I’m in the middle of a series on the problem of abuse, memory, and recovered memories. You can see the first two posts here and here. But, before I go on to address the matter of dissociation, repression, and re-remembering abuse, I want to point out that motivated forgetting doesn’t just happen to victims. It also happens to perpetrators.
Even when forensic evidence exists, it is common for perpetrators to deny their participation (or downplay it at least) in the offense. Some are quite capable of passing lie detector exams. They appear to able NOT to recall or respond in ways that would signal lying. From a theoretical point of view, we could offer two plausible answers
- They are extraordinary liars. They have perfected their craft and are able to beat the best technologies we have to detect their conscious lying.
- They have forgotten. By means of practicing an alternative story, by means of inability to see outside their own perceptions, by means of dissociation during the event, they have somehow forgotten.
Could it be that perpetrators use psychological mechanisms to forget–at least in part? I am still taken with Jean Hatzfeld’s accounts of his interviews with imprisoned genocidaires in Rwanda. In Machete Season, he documents how mass killers (already imprisoned and so thus with less need to maintain one’s innocence) seemed unable to speak about their actions in the first person but could speak with greater detail when using 2nd or 3rd person (we…they…).

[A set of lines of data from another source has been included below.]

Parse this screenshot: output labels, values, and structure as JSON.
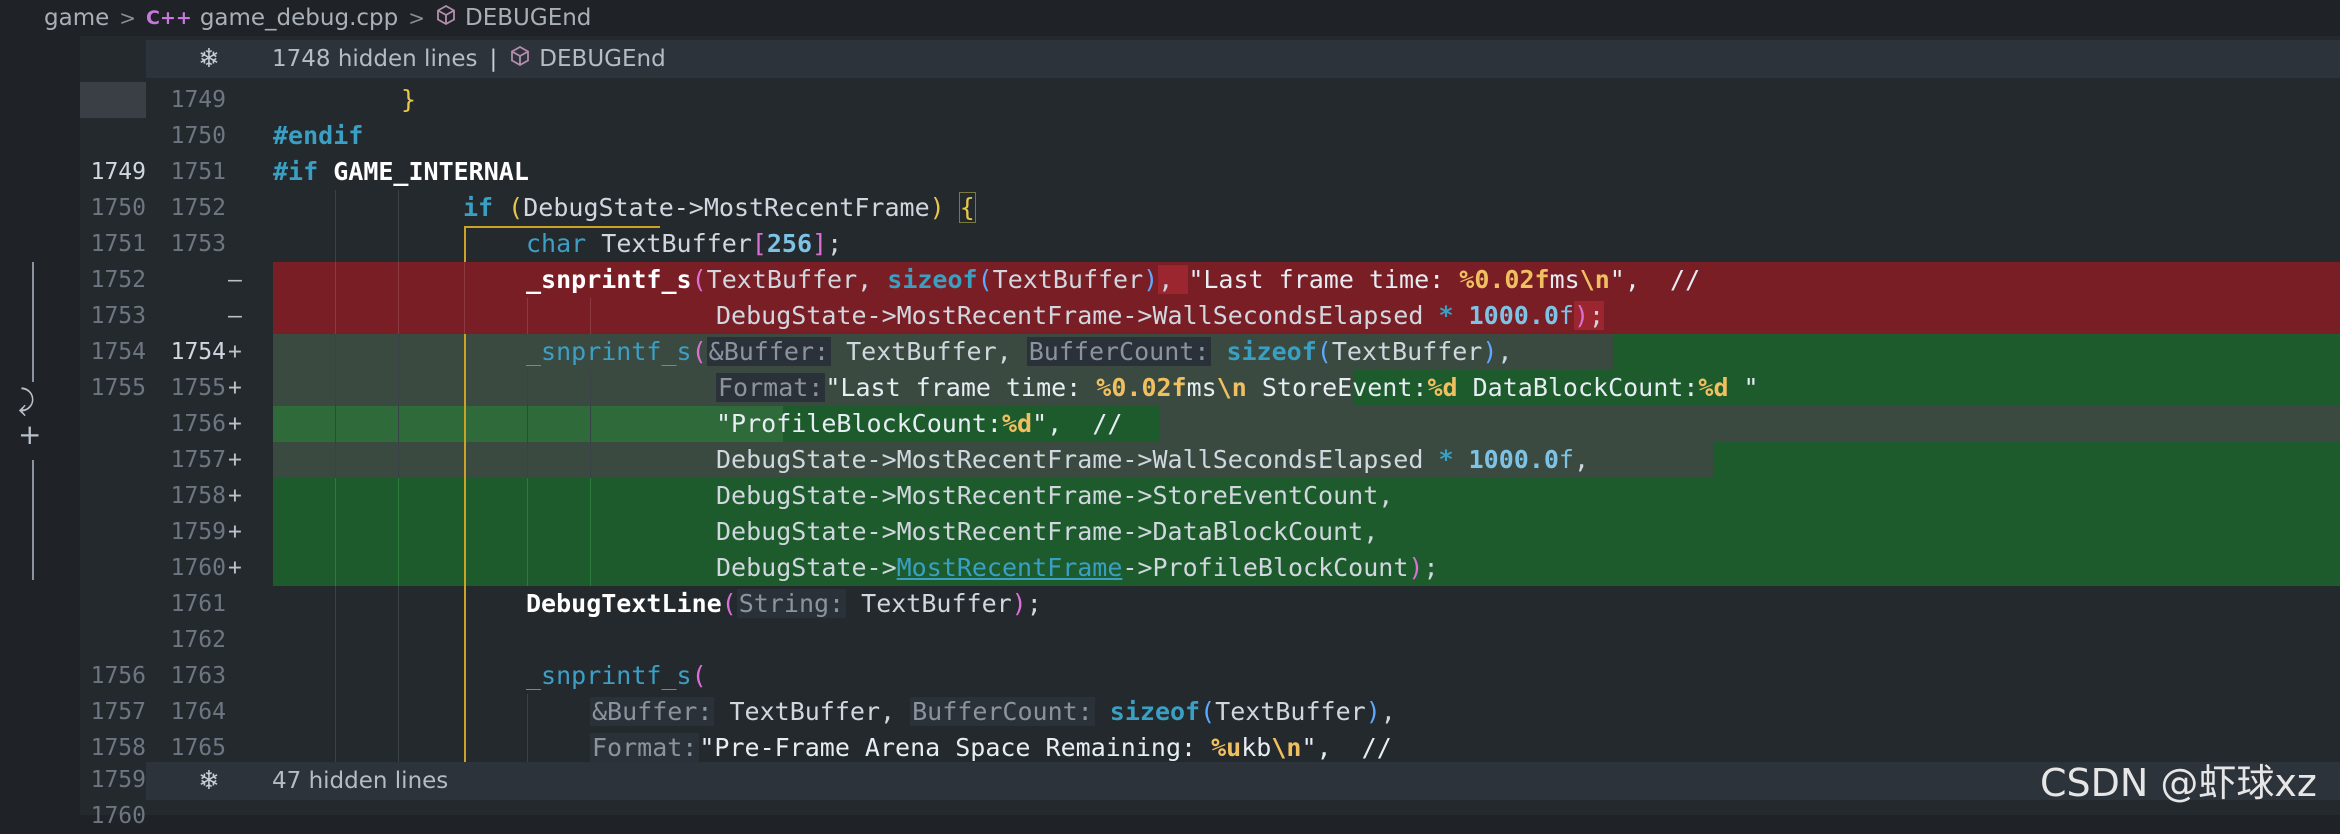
{
  "breadcrumb": {
    "folder": "game",
    "file_lang": "C++",
    "file": "game_debug.cpp",
    "symbol": "DEBUGEnd"
  },
  "fold_top": {
    "hidden": "1748 hidden lines",
    "symbol": "DEBUGEnd"
  },
  "fold_bottom": {
    "hidden": "47 hidden lines"
  },
  "lines": {
    "l0": {
      "orig": "",
      "mod": "1749"
    },
    "l1": {
      "orig": "",
      "mod": "1750"
    },
    "l2": {
      "orig": "1749",
      "mod": "1751"
    },
    "l3": {
      "orig": "1750",
      "mod": "1752"
    },
    "l4": {
      "orig": "1751",
      "mod": "1753"
    },
    "l5": {
      "orig": "1752",
      "mod": "",
      "mark": "—"
    },
    "l6": {
      "orig": "1753",
      "mod": "",
      "mark": "—"
    },
    "l7": {
      "orig": "1754",
      "mod": "1754",
      "mark": "+"
    },
    "l8": {
      "orig": "1755",
      "mod": "1755",
      "mark": "+"
    },
    "l9": {
      "orig": "",
      "mod": "1756",
      "mark": "+"
    },
    "l10": {
      "orig": "",
      "mod": "1757",
      "mark": "+"
    },
    "l11": {
      "orig": "",
      "mod": "1758",
      "mark": "+"
    },
    "l12": {
      "orig": "",
      "mod": "1759",
      "mark": "+"
    },
    "l13": {
      "orig": "",
      "mod": "1760",
      "mark": "+"
    },
    "l14": {
      "orig": "",
      "mod": "1761"
    },
    "l15": {
      "orig": "",
      "mod": "1762"
    },
    "l16": {
      "orig": "1756",
      "mod": "1763"
    },
    "l17": {
      "orig": "1757",
      "mod": "1764"
    },
    "l18": {
      "orig": "1758",
      "mod": "1765"
    },
    "l19": {
      "orig": "1759",
      "mod": ""
    },
    "l20": {
      "orig": "1760",
      "mod": ""
    }
  },
  "code": {
    "brace": "}",
    "endif": "#endif",
    "if_kw": "#if",
    "if_macro": "GAME_INTERNAL",
    "if2": "if",
    "cond": "DebugState->MostRecentFrame",
    "char_kw": "char",
    "buf_decl": "TextBuffer",
    "buf_size": "256",
    "snprintf": "_snprintf_s",
    "textbuffer": "TextBuffer",
    "sizeof": "sizeof",
    "str_last": "\"Last frame time: ",
    "fmt_02": "%0.02f",
    "ms": "ms",
    "nl": "\\n",
    "str_close": "\",",
    "comment": "//",
    "wall": "DebugState->MostRecentFrame->WallSecondsElapsed",
    "mult": "*",
    "num1000": "1000.0",
    "f": "f",
    "hint_buffer": "&Buffer:",
    "hint_bcount": "BufferCount:",
    "hint_format": "Format:",
    "hint_string": "String:",
    "str_storeevent": " StoreEvent:",
    "pct_d": "%d",
    "str_datablock": " DataBlockCount:",
    "str_sp_q": " \"",
    "str_profile": "\"ProfileBlockCount:",
    "q_comma": "\",",
    "store_cnt": "DebugState->MostRecentFrame->StoreEventCount,",
    "datablock_cnt": "DebugState->MostRecentFrame->DataBlockCount,",
    "ds_arrow": "DebugState->",
    "mrf_link": "MostRecentFrame",
    "profile_end": "->ProfileBlockCount",
    "debugtextline": "DebugTextLine",
    "str_preframe": "\"Pre-Frame Arena Space Remaining: ",
    "pct_ukb": "%u",
    "kb": "kb"
  },
  "icons": {
    "unfold": "unfold-icon",
    "symbol": "cube-icon",
    "chevron": "chevron-right-icon",
    "revert": "revert-icon",
    "add": "plus-icon"
  },
  "colors": {
    "deleted": "#7a1e26",
    "added": "#1d5a2c",
    "keyword": "#39a0c4"
  },
  "watermark": "CSDN @虾球xz"
}
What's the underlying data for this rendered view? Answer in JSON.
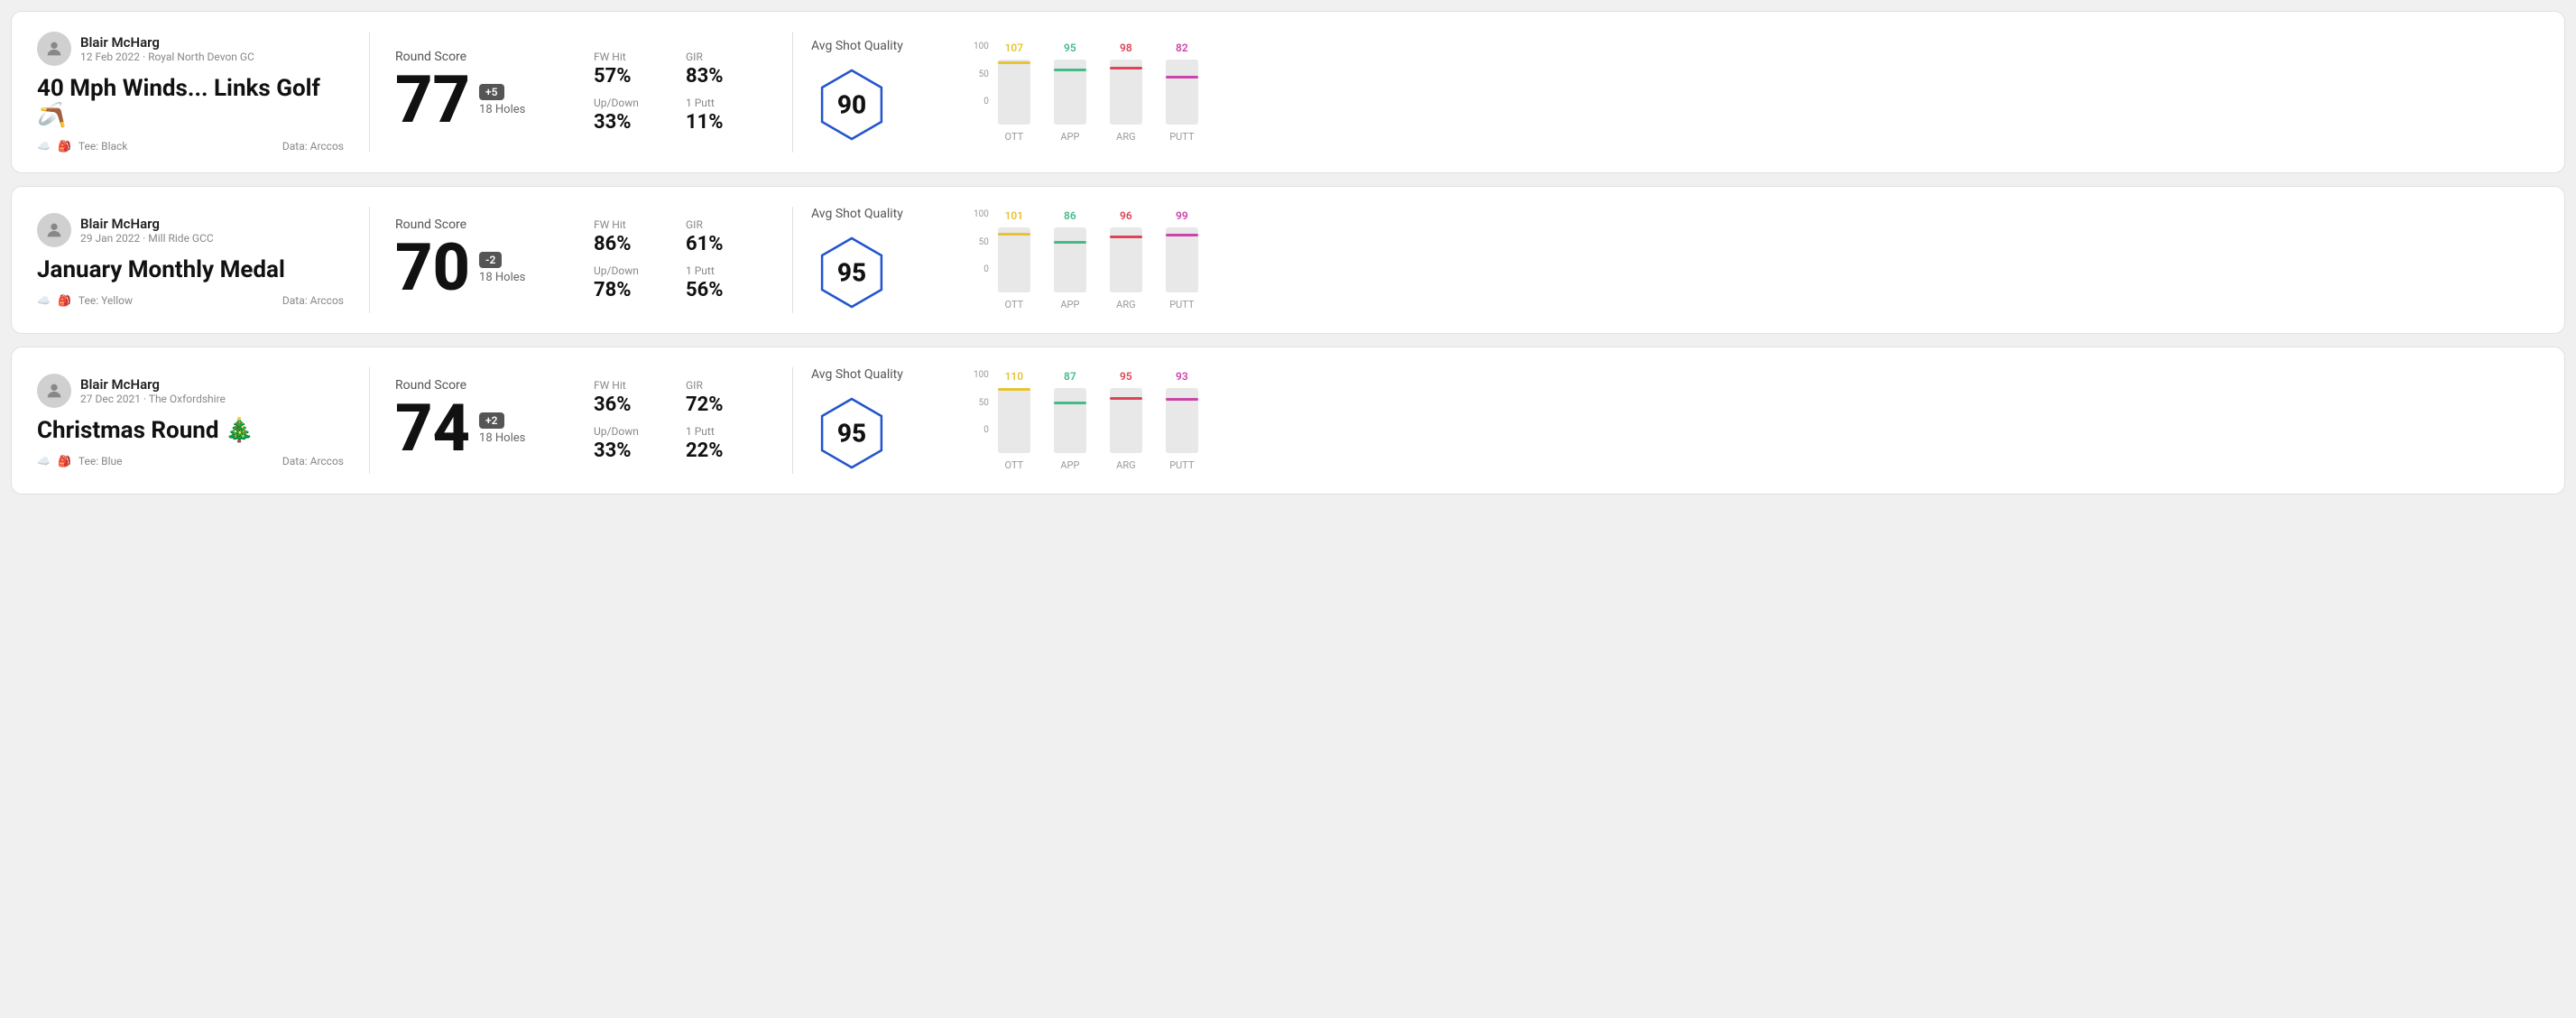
{
  "rounds": [
    {
      "id": "round-1",
      "user": {
        "name": "Blair McHarg",
        "date": "12 Feb 2022",
        "course": "Royal North Devon GC"
      },
      "title": "40 Mph Winds... Links Golf 🪃",
      "tee": "Black",
      "data_source": "Arccos",
      "score": "77",
      "score_diff": "+5",
      "holes": "18 Holes",
      "fw_hit": "57%",
      "gir": "83%",
      "up_down": "33%",
      "one_putt": "11%",
      "avg_shot_quality": "90",
      "chart": {
        "ott": {
          "value": 107,
          "color": "#e8c333"
        },
        "app": {
          "value": 95,
          "color": "#44bb88"
        },
        "arg": {
          "value": 98,
          "color": "#dd4455"
        },
        "putt": {
          "value": 82,
          "color": "#cc44aa"
        }
      }
    },
    {
      "id": "round-2",
      "user": {
        "name": "Blair McHarg",
        "date": "29 Jan 2022",
        "course": "Mill Ride GCC"
      },
      "title": "January Monthly Medal",
      "tee": "Yellow",
      "data_source": "Arccos",
      "score": "70",
      "score_diff": "-2",
      "holes": "18 Holes",
      "fw_hit": "86%",
      "gir": "61%",
      "up_down": "78%",
      "one_putt": "56%",
      "avg_shot_quality": "95",
      "chart": {
        "ott": {
          "value": 101,
          "color": "#e8c333"
        },
        "app": {
          "value": 86,
          "color": "#44bb88"
        },
        "arg": {
          "value": 96,
          "color": "#dd4455"
        },
        "putt": {
          "value": 99,
          "color": "#cc44aa"
        }
      }
    },
    {
      "id": "round-3",
      "user": {
        "name": "Blair McHarg",
        "date": "27 Dec 2021",
        "course": "The Oxfordshire"
      },
      "title": "Christmas Round 🎄",
      "tee": "Blue",
      "data_source": "Arccos",
      "score": "74",
      "score_diff": "+2",
      "holes": "18 Holes",
      "fw_hit": "36%",
      "gir": "72%",
      "up_down": "33%",
      "one_putt": "22%",
      "avg_shot_quality": "95",
      "chart": {
        "ott": {
          "value": 110,
          "color": "#e8c333"
        },
        "app": {
          "value": 87,
          "color": "#44bb88"
        },
        "arg": {
          "value": 95,
          "color": "#dd4455"
        },
        "putt": {
          "value": 93,
          "color": "#cc44aa"
        }
      }
    }
  ],
  "labels": {
    "round_score": "Round Score",
    "avg_shot_quality": "Avg Shot Quality",
    "fw_hit": "FW Hit",
    "gir": "GIR",
    "up_down": "Up/Down",
    "one_putt": "1 Putt",
    "ott": "OTT",
    "app": "APP",
    "arg": "ARG",
    "putt": "PUTT",
    "tee_prefix": "Tee:",
    "data_prefix": "Data:",
    "axis_100": "100",
    "axis_50": "50",
    "axis_0": "0"
  }
}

To my mind, this suggests we are capable of forgetting many things (the motivation for forgetting how you chopped someone up is clear) but that we may remember when using a different portion of our brain and accessing a different perception of self/other. Self-deception takes many forms and is motivated by many (often unknown to us) reasons.
To read another post I had on this book, see this link.